The new competence marketplace became an attractive benefit for Skandia Sweden employees leading the company to see if other companies would be interested in this new product. To explore this prospect Skandia launched Netline a company charged with developing Skandia’s competence and knowledge management products and services. Today over 200 000 Swedish employees have access to a competence marketplace through their company. Netline is developing these KM and competence products for the USA and other countries.
Having invested in the creation of the Navigator concept Dolphin system and competence account/marketplace Skandia’s management was interested in knowing if employees valued these programmes. In the late 1990s Skandia’s global HR unit began developing a web-based employee survey. While employee surveys are certainly not new the Skandia approach which it called Navigator Insight was a key addition to the navigator concept.
The navigator concept and Dolphin system linked strategy and tactics and identified action plans and the performance metrics to judge those plans. However it lacked a way to systematically capture and record how employees viewed the company and its culture. This softer qualitative assessment would provide crucial feedback to Skandia that the more goal-oriented metrics might overlook. For example the unbalancing of employee work/family life might have been caught earlier had there been a way to get feedback before it appeared in the form of increased staff turnover.
Navigator Insight was designed to address this shortcoming.

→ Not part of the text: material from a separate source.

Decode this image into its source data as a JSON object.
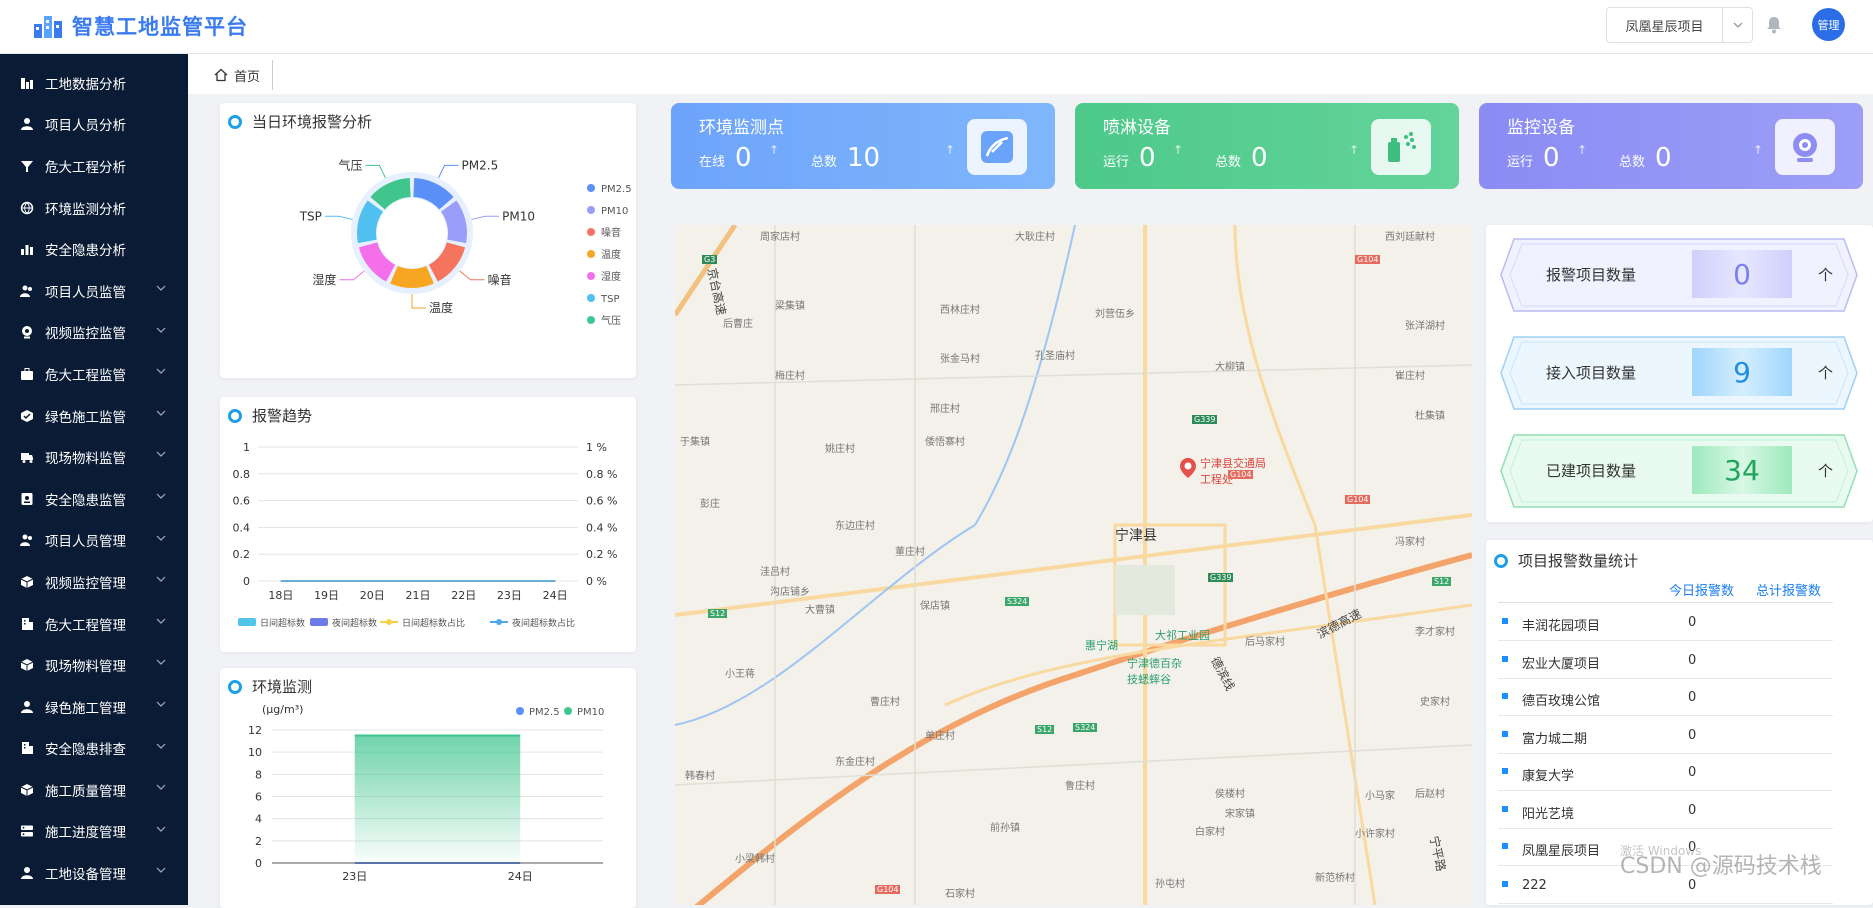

By supplying an initial starting point of 200 tested questions and allowing any local user to create their own unique set of questions Navigator Insight provides a fast way to assess how Skandia’s employees feel. The standard questions allow the company to compare the different operating units.
More importantly Navigator Insight was designed to integrate directly into Dolphin and as a result the feedback can be included in the company’s strategic business planning system.
Putting it all together
Skandia began working with intellectual capital and competency development because it saw an untapped source of competitive advantage. Over the last decade it has developed a series of innovative solutions to help it better manage its intangible assets.
The navigator concept and its approach led to the realisation that allocating resources to develop employee competence could be directly linked to strategic and tactical goals and also that the company’s strategic ROI could be tracked as it improved its intellectual capital management.
However the emphasis on developing employees led to the formation of new challenges. The competence account and marketplace make it easier and more effective for employees to take responsibility for their continuing development while Navigator Insight gives the employees a tool to directly comment on the company’s efforts.
Skandia has begun to understand how these separate pieces come together to form a coherent framework for future development. And it has realised its business goal of converting intellectual capital (the knowledge its employees bring and generate while working) into structural capital (new benefits and solutions to improve its employees) and then into financial capital (through the creation of Netline). But most importantly Skandia continues to develop new approaches and improvements because it knows that resting on past accomplishments is the surest way to lose the future.
Scott Hawkins is a sustainable synergist with Skandia’s Open Business XChanage. He can be contacted at: email@example.com